§ **Interface dataset entries**

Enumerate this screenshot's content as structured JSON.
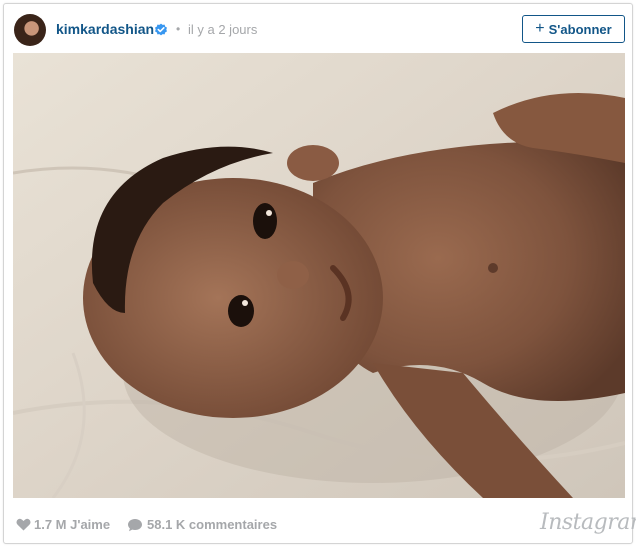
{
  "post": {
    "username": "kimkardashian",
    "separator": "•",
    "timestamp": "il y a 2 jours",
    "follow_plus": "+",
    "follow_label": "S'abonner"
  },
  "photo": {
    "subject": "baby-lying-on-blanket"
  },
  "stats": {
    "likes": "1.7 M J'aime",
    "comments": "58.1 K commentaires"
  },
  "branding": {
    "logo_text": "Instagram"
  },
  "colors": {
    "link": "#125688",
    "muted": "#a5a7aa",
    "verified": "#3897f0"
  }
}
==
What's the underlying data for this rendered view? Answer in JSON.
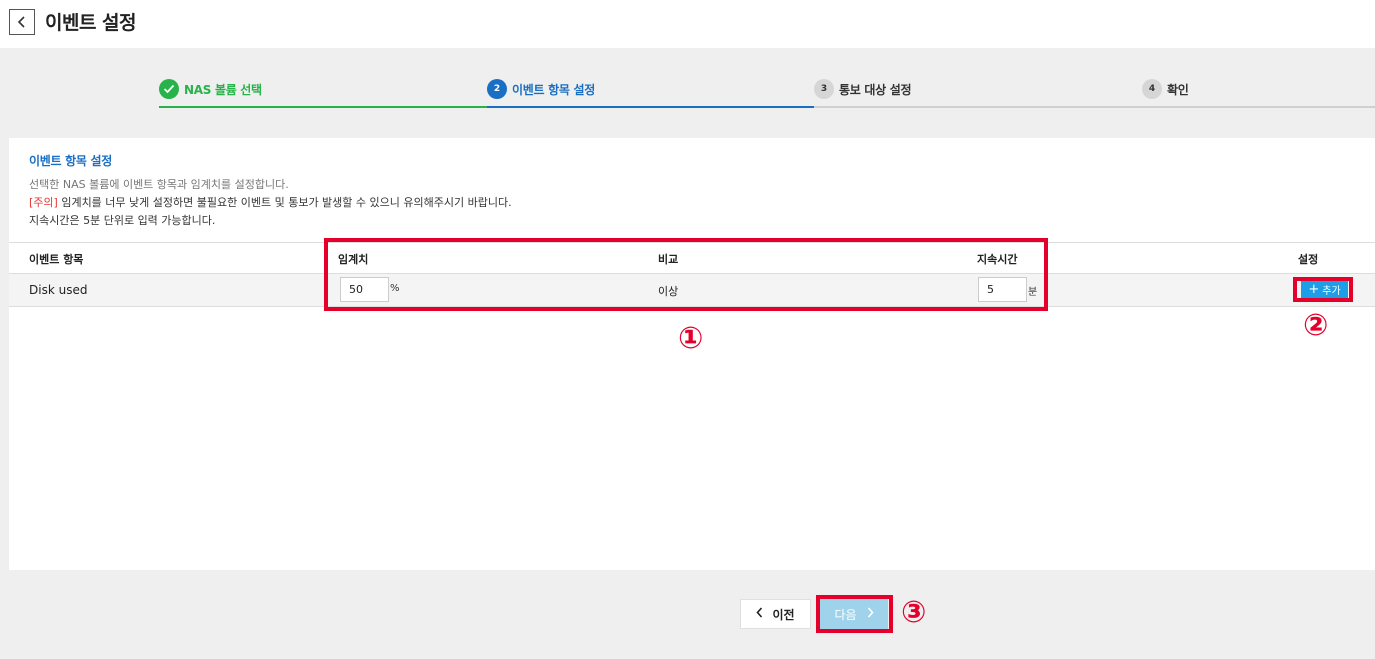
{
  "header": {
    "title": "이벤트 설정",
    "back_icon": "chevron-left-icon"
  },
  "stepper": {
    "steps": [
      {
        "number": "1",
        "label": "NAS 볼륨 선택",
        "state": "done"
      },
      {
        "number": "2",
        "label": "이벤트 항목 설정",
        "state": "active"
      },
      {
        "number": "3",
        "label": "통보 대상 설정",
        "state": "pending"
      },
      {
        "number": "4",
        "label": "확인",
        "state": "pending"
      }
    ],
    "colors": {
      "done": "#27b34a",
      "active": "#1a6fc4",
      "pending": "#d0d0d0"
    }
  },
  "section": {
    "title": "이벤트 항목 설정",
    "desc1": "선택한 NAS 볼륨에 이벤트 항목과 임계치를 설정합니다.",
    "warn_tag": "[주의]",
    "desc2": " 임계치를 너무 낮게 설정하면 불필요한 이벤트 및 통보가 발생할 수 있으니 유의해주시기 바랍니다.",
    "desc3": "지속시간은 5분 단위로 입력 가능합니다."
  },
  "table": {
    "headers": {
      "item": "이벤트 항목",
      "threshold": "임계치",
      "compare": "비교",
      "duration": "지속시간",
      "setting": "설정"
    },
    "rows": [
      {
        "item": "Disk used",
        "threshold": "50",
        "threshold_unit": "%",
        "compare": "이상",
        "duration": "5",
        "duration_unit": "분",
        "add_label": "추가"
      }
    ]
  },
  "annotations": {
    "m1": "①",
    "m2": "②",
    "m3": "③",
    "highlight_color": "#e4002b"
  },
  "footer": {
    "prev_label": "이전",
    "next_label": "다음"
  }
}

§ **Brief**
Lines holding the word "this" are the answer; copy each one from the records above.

§ **Exercise answer**
Enumerate this screenshot's content as structured JSON.
What's the underlying data for this rendered view? Answer in JSON.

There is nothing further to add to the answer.